- _About this task_
Reproduce the entries below exactly, but leave the pictures out.

- _Dataset rows for apps and sites_
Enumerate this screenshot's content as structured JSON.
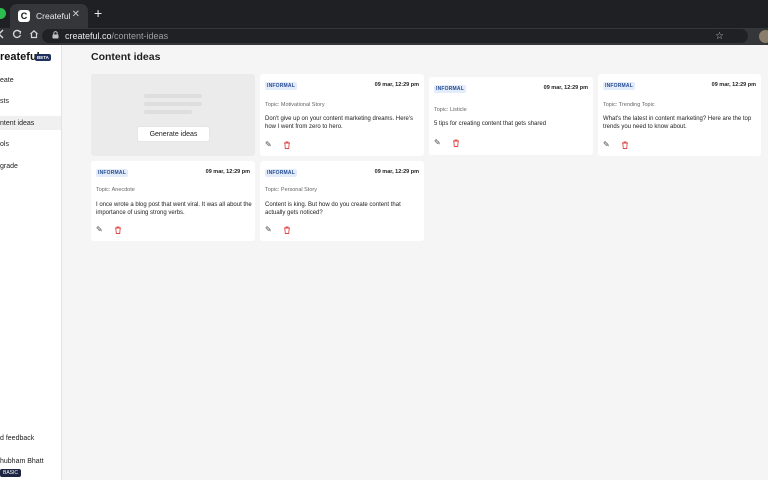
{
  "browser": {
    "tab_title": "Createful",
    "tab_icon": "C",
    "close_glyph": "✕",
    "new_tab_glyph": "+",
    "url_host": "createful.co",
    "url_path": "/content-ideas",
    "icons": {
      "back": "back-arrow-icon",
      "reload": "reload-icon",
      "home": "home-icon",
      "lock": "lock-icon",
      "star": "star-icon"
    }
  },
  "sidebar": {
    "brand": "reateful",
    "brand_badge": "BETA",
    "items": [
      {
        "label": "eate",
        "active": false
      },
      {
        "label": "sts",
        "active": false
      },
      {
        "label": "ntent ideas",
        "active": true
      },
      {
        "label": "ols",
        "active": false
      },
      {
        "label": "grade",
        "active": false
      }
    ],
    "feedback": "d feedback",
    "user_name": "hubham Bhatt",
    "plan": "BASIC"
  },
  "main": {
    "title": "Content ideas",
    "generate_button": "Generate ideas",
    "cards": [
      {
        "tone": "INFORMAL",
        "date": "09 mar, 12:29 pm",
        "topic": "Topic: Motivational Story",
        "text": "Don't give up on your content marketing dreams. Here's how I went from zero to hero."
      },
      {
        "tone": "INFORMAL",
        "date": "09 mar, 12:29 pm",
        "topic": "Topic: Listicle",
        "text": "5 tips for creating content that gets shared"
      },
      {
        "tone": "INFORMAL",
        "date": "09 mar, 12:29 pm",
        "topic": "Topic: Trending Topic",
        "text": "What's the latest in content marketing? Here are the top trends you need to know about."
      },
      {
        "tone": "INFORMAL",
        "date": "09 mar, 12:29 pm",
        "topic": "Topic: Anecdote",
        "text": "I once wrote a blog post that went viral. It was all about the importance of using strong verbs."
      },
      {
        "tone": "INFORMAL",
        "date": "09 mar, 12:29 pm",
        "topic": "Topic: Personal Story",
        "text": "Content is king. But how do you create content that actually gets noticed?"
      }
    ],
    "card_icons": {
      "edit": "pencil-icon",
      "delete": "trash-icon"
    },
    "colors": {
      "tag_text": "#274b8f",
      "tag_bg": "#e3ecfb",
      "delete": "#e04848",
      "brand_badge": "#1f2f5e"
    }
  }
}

- _Output_
Enumerate this screenshot's content as structured JSON.
{
  "browser": {
    "tab_title": "Createful",
    "tab_icon": "C",
    "close_glyph": "✕",
    "new_tab_glyph": "+",
    "url_host": "createful.co",
    "url_path": "/content-ideas",
    "icons": {
      "back": "back-arrow-icon",
      "reload": "reload-icon",
      "home": "home-icon",
      "lock": "lock-icon",
      "star": "star-icon"
    }
  },
  "sidebar": {
    "brand": "reateful",
    "brand_badge": "BETA",
    "items": [
      {
        "label": "eate",
        "active": false
      },
      {
        "label": "sts",
        "active": false
      },
      {
        "label": "ntent ideas",
        "active": true
      },
      {
        "label": "ols",
        "active": false
      },
      {
        "label": "grade",
        "active": false
      }
    ],
    "feedback": "d feedback",
    "user_name": "hubham Bhatt",
    "plan": "BASIC"
  },
  "main": {
    "title": "Content ideas",
    "generate_button": "Generate ideas",
    "cards": [
      {
        "tone": "INFORMAL",
        "date": "09 mar, 12:29 pm",
        "topic": "Topic: Motivational Story",
        "text": "Don't give up on your content marketing dreams. Here's how I went from zero to hero."
      },
      {
        "tone": "INFORMAL",
        "date": "09 mar, 12:29 pm",
        "topic": "Topic: Listicle",
        "text": "5 tips for creating content that gets shared"
      },
      {
        "tone": "INFORMAL",
        "date": "09 mar, 12:29 pm",
        "topic": "Topic: Trending Topic",
        "text": "What's the latest in content marketing? Here are the top trends you need to know about."
      },
      {
        "tone": "INFORMAL",
        "date": "09 mar, 12:29 pm",
        "topic": "Topic: Anecdote",
        "text": "I once wrote a blog post that went viral. It was all about the importance of using strong verbs."
      },
      {
        "tone": "INFORMAL",
        "date": "09 mar, 12:29 pm",
        "topic": "Topic: Personal Story",
        "text": "Content is king. But how do you create content that actually gets noticed?"
      }
    ],
    "card_icons": {
      "edit": "pencil-icon",
      "delete": "trash-icon"
    },
    "colors": {
      "tag_text": "#274b8f",
      "tag_bg": "#e3ecfb",
      "delete": "#e04848",
      "brand_badge": "#1f2f5e"
    }
  }
}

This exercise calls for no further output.